» **THE PROBLEM**
For the records below, give the count of lines holding the word "title" and nothing more.

» **DATA PROVIDED**
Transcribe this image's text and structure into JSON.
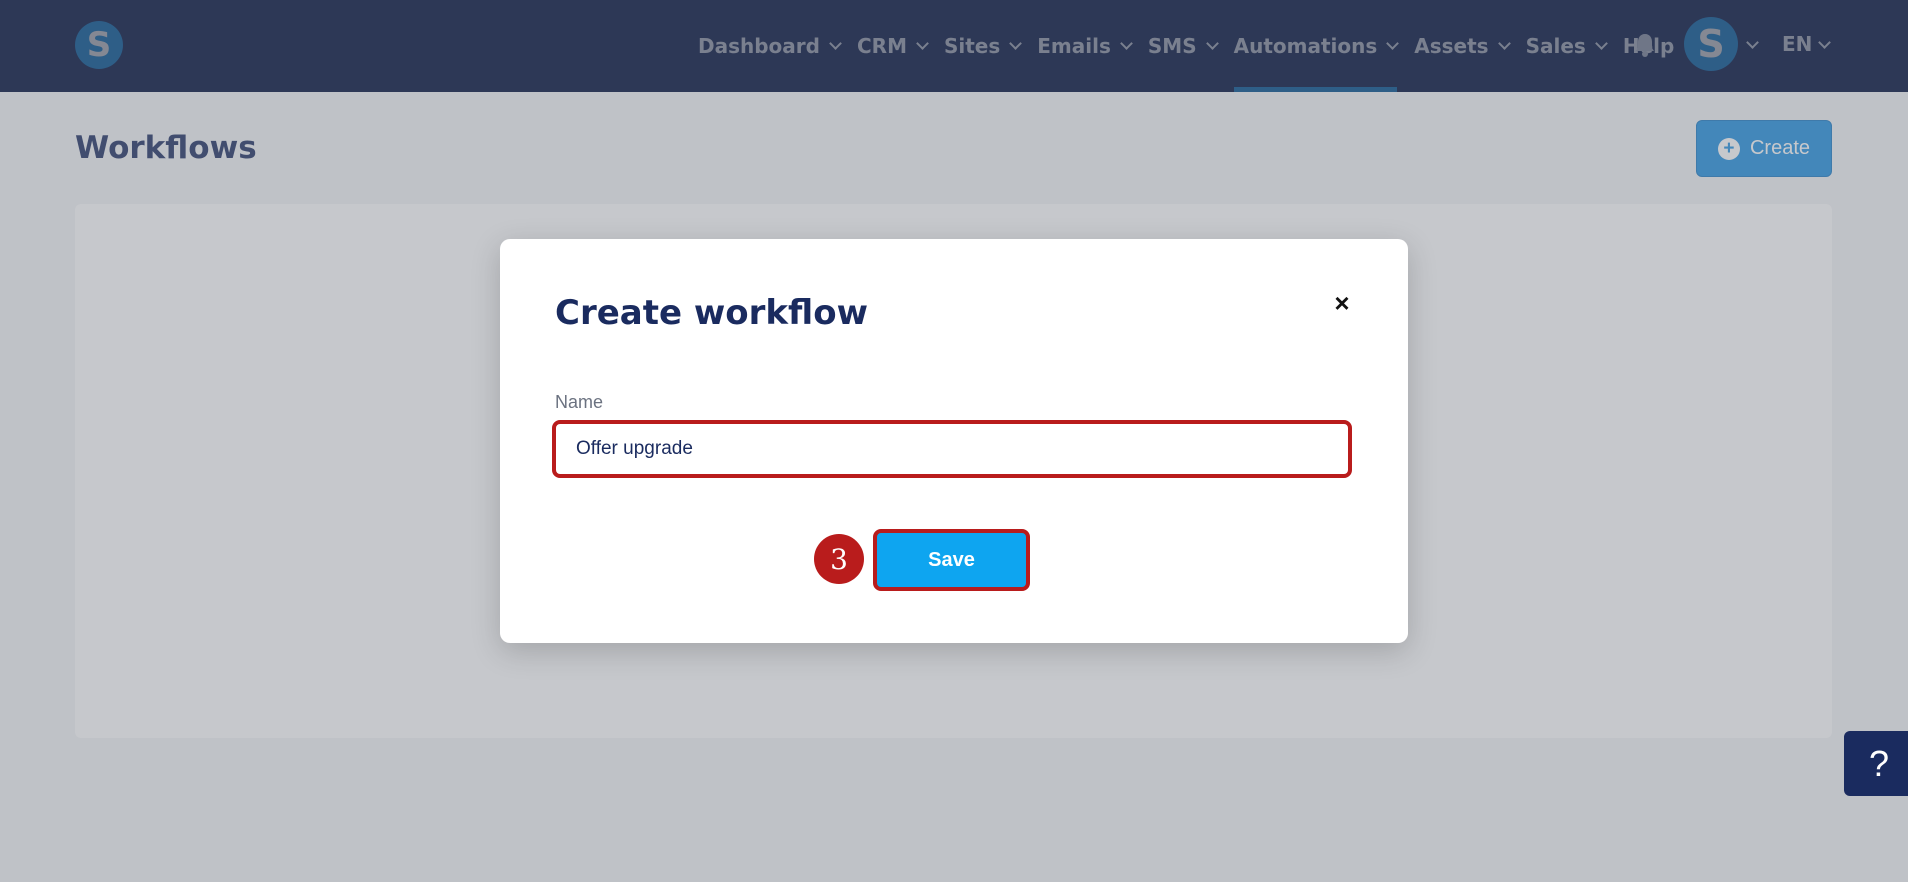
{
  "app": {
    "logo_letter": "S",
    "avatar_letter": "S",
    "language": "EN"
  },
  "nav": {
    "items": [
      {
        "label": "Dashboard",
        "has_dropdown": true
      },
      {
        "label": "CRM",
        "has_dropdown": true
      },
      {
        "label": "Sites",
        "has_dropdown": true
      },
      {
        "label": "Emails",
        "has_dropdown": true
      },
      {
        "label": "SMS",
        "has_dropdown": true
      },
      {
        "label": "Automations",
        "has_dropdown": true,
        "active": true
      },
      {
        "label": "Assets",
        "has_dropdown": true
      },
      {
        "label": "Sales",
        "has_dropdown": true
      },
      {
        "label": "Help",
        "has_dropdown": false
      }
    ],
    "icons": {
      "notifications": "bell-icon"
    }
  },
  "page": {
    "title": "Workflows",
    "create_label": "Create"
  },
  "modal": {
    "title": "Create workflow",
    "close_symbol": "×",
    "name_label": "Name",
    "name_value": "Offer upgrade",
    "save_label": "Save",
    "step_number": "3"
  },
  "help_widget": {
    "symbol": "?"
  },
  "colors": {
    "nav_bg": "#1a2b5f",
    "accent": "#1e8fe0",
    "save_button": "#0ea5f0",
    "highlight": "#b91c1c"
  }
}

» **RESULT OF THIS TASK**
2